(Data records for software interfaces)
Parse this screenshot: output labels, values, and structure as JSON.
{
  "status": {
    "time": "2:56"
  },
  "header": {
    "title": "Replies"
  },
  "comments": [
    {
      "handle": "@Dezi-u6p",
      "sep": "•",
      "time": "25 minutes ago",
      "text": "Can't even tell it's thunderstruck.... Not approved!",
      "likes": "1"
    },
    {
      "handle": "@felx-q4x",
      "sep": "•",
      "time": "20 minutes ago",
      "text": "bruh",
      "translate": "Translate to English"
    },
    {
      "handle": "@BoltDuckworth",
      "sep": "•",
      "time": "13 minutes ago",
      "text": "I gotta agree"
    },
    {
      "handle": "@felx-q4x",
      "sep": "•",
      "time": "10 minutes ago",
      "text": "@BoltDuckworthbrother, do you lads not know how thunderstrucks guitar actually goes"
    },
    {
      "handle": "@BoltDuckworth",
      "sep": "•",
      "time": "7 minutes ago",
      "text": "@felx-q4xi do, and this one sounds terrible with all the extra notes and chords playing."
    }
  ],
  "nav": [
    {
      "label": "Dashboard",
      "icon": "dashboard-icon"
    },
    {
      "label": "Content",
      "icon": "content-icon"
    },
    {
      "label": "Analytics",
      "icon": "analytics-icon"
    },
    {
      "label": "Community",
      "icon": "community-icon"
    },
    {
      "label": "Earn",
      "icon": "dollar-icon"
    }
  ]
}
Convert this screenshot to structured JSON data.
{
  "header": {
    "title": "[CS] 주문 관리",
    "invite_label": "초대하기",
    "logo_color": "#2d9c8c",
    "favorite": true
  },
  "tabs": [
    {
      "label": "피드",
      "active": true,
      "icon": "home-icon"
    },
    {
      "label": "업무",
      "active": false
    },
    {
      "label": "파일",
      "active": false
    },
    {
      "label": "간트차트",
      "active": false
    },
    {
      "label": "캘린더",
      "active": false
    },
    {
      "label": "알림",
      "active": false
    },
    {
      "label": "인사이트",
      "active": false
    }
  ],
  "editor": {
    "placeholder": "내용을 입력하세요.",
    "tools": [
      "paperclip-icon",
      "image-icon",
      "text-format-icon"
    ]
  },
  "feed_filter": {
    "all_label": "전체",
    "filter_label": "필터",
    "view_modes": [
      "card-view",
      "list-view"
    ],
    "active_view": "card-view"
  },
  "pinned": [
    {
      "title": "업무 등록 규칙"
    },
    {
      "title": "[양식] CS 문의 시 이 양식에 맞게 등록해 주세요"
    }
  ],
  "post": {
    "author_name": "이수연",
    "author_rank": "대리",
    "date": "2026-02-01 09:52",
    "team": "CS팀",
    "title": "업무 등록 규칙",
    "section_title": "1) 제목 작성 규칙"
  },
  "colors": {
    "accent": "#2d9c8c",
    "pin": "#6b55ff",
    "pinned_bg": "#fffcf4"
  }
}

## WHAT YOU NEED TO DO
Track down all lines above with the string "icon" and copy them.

## OUTPUT FOR THIS EXERCISE
      "icon": "dashboard-icon"
      "icon": "content-icon"
      "icon": "analytics-icon"
      "icon": "community-icon"
      "icon": "dollar-icon"
      "icon": "home-icon"
      "paperclip-icon",
      "image-icon",
      "text-format-icon"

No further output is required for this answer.